=== DATASET RECORDS ===

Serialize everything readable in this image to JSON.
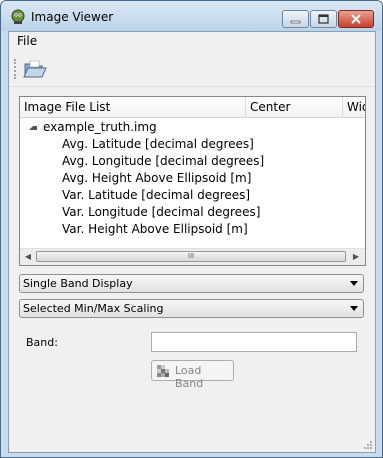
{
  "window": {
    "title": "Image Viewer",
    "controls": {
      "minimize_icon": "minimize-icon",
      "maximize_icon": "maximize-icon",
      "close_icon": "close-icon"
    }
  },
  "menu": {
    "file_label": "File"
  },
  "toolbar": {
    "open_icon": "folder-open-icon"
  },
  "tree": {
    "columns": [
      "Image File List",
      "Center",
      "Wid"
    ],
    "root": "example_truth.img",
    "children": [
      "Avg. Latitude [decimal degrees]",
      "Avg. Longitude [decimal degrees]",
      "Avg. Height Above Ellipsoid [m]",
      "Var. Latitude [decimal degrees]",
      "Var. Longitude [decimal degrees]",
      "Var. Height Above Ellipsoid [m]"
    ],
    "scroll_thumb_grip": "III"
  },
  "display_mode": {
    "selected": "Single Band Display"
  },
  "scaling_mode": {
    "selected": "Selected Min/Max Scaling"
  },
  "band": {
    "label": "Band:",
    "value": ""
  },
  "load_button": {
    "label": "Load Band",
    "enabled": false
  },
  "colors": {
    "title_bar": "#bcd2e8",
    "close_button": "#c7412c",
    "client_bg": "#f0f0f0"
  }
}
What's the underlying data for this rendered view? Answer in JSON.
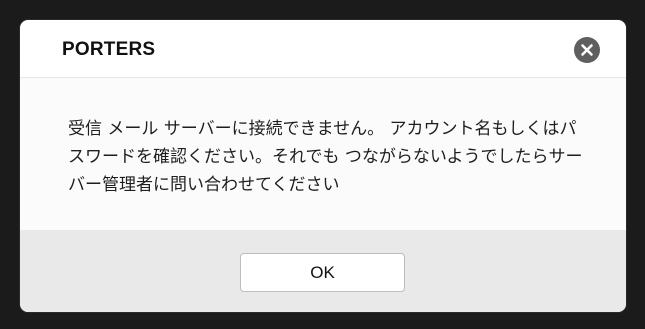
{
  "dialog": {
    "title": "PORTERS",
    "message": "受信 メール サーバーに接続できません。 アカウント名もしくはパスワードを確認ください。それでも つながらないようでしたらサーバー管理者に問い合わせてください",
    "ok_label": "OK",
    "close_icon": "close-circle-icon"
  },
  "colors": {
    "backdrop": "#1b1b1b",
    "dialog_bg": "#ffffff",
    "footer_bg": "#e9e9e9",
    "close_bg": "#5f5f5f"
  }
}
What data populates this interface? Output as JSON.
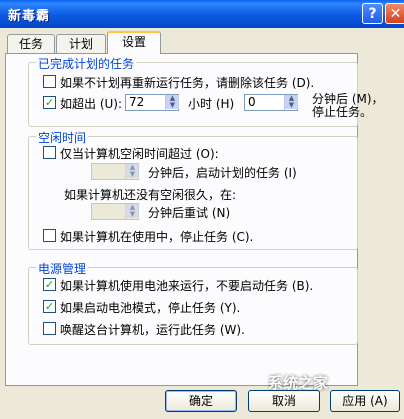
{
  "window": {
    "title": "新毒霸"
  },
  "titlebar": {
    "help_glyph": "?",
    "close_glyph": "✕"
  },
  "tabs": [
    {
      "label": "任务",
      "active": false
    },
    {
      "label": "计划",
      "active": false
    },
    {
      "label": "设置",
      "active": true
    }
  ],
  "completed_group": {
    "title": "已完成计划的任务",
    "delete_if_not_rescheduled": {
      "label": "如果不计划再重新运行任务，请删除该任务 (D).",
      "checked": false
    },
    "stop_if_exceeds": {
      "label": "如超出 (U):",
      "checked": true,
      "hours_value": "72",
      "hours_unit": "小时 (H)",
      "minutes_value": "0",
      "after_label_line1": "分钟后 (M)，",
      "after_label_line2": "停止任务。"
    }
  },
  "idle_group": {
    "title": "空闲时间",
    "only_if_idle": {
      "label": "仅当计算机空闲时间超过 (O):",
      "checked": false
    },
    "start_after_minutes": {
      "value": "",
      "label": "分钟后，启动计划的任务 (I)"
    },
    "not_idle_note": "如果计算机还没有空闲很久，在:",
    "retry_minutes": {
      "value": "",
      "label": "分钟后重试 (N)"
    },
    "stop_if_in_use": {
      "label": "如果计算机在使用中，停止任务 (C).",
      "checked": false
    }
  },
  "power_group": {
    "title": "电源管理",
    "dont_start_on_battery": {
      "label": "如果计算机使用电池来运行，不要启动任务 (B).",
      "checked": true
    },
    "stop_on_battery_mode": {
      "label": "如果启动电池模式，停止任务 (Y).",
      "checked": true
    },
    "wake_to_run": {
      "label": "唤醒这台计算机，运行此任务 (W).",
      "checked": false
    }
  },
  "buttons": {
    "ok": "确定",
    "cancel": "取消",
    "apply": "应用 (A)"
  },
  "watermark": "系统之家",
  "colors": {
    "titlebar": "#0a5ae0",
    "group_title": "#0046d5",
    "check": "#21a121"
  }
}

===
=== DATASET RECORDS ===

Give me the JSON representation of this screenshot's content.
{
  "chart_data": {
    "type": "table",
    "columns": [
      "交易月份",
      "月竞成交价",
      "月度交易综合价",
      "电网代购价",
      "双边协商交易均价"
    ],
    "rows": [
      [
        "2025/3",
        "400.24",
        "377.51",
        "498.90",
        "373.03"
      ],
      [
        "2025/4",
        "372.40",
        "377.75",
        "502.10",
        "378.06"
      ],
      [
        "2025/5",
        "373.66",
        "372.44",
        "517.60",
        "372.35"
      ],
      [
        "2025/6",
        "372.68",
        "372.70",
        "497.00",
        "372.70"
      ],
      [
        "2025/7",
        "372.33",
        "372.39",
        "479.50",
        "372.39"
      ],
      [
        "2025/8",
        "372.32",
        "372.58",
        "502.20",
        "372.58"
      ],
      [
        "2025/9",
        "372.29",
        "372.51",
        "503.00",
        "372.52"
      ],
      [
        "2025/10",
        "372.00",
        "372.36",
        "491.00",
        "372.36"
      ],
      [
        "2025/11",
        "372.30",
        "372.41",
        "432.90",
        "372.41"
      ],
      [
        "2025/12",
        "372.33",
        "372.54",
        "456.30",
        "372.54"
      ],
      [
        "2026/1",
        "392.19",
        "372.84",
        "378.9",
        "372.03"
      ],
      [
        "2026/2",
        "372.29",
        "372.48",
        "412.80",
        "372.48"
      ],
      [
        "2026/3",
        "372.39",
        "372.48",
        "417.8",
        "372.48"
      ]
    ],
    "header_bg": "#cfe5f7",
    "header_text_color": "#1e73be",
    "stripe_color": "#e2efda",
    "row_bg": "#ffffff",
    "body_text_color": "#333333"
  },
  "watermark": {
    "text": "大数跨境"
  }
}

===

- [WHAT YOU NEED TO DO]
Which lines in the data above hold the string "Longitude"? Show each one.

- [EXERCISE RESULT]
      "Avg. Longitude [decimal degrees]",
      "Var. Longitude [decimal degrees]",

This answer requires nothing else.